# [WHAT THE TASK REQUIRES]
Scan the records below, and wherever a line has the word "this", pull it out.

________

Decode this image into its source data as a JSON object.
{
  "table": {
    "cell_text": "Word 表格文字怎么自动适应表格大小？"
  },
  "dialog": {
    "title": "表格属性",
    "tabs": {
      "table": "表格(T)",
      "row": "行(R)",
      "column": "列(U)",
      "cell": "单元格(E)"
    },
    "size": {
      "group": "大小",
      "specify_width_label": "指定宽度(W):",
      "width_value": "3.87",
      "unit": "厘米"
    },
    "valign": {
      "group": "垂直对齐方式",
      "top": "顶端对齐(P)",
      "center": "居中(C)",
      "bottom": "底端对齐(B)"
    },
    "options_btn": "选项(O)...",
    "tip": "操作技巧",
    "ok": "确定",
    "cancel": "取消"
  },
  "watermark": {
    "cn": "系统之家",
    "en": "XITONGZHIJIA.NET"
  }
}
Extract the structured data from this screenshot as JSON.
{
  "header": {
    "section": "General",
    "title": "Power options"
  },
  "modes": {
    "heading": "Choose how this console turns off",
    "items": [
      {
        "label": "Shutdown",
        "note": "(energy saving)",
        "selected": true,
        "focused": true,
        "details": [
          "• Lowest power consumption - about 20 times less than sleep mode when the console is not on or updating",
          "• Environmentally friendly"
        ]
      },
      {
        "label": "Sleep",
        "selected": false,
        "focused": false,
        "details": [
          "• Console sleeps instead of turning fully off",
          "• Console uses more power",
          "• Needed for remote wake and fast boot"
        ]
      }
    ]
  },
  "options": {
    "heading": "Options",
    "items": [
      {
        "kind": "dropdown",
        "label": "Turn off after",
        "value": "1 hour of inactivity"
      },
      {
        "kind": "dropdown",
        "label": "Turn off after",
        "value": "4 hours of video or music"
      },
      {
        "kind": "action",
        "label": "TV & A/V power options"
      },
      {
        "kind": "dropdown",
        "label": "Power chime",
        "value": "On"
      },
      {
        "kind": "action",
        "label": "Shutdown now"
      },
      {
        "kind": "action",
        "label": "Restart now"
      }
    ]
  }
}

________

# [ANSWER BOX]
Decode this image into its source data as a JSON object.
Extract the structured data from this screenshot as JSON.
    "heading": "Choose how this console turns off",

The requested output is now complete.